When you get injections in your eye, your eye doctor will:
- Put numbing medicine on your eye to make you more comfortable during the injection
- Clean your eye to help prevent infections
- Put the medicine in your eye with a very small needle and a syringe
Injections don’t change your vision right away. Most people can go back to their normal activities right after the treatment.
You may have short-term side effects, but they should clear up in a day or 2. You may:
- Feel irritation in your eye caused by the antiseptic used to clean it
- See floating air bubbles — which look similar to floaters
Contact your eye doctor right away if you have pain or vision problems that are getting worse after an injection. These could be signs of infection.
In certain eye diseases, the body makes too much of a protein called vascular endothelial growth factor (VEGF), which can cause blood vessels to leak, leading to swelling in the retina (the light-sensitive layer of tissue at the back of the eye). Too much VEGF can also cause blood vessels to grow abnormally, which could damage the eye.

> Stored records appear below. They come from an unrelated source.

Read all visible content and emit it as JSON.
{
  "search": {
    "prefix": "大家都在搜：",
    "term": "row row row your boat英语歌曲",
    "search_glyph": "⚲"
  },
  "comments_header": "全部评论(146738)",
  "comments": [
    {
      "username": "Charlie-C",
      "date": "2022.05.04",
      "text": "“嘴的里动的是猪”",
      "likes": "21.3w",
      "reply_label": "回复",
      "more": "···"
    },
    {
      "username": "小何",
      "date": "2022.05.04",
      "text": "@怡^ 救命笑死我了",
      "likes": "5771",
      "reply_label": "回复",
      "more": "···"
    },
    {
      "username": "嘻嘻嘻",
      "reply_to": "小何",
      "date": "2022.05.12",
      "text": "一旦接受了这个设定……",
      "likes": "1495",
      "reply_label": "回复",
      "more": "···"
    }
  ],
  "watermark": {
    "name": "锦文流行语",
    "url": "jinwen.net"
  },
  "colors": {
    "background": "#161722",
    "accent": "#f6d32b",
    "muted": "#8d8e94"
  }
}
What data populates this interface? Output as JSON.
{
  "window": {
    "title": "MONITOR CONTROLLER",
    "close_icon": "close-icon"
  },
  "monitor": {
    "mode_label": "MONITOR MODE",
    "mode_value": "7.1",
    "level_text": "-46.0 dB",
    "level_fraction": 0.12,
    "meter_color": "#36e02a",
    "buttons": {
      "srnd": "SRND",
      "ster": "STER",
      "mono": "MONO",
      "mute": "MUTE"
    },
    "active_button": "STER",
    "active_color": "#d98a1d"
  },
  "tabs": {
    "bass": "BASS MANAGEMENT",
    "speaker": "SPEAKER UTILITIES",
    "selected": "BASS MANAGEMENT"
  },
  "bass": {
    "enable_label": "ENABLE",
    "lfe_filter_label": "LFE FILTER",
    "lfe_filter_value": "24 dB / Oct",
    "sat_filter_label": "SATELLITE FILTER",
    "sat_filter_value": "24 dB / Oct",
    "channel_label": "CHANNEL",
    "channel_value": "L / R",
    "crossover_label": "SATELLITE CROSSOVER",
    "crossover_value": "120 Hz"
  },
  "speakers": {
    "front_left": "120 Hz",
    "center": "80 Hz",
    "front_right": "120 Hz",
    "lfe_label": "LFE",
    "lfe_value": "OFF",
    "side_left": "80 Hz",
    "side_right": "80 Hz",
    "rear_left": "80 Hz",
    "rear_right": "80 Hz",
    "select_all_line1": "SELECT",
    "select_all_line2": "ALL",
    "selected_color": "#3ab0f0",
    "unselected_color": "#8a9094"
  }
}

Anti-VEGF drugs block VEGF and can improve vision. Your eye doctor may prescribe anti-VEGF injections if you have:
- Diabetic retinopathy
- Macular edema from various retinovascular diseases, including diabetic macular edema (DME) or vein occlusion, such as CRVO.
- Ocular histoplasmosis syndrome (OHS)
- A type of age-related macular degeneration (AMD) called neovascular or “wet” AMD
Medicines called anti-VEGF drugs block this protein and help improve vision. Common anti-VEGF drugs include:
- Avastin (bevacizumab)
- Lucentis (ranibizumab)
- Eylea (aflibercept)
- Beovu (brolucizumab)
- Vabysmo (faricimab)
Most people who get anti-VEGF injections will need injections once a month at first. Over time, you may need injections less often. Some people can eventually stop getting the injections, but others need to keep getting injections to protect their vision.
If you have macular edema, DME, uveitis, or another eye disease that causes swelling in the retina or inflammation in the eye, your doctor may suggest a medicine called a steroid as a treatment. Steroids can help reduce swelling and inflammation.
Common steroid injections include:
- Triesence (triamcinolone acetonide)
- Kenalog (triamcinolone acetonide)
Other ways to take steroids for eye conditions
People often take steroids as injections or eye drops — or your doctor can put a special device called an implant in your eye. The implant gives you constant small doses of the medicine over time. If you get the implant, you may be able to stop getting monthly steroid injections.
Common steroid implants include:
- Ozurdex (dexamethasone) for short-term use
- Iluvien and Yutiq (fluocinolone acetonide) for long-term use
Steroids can increase your risk for cataracts and glaucoma. If you take steroids to treat an eye disease or another health condition, it’s important to get regular eye exams to check for signs of these problems.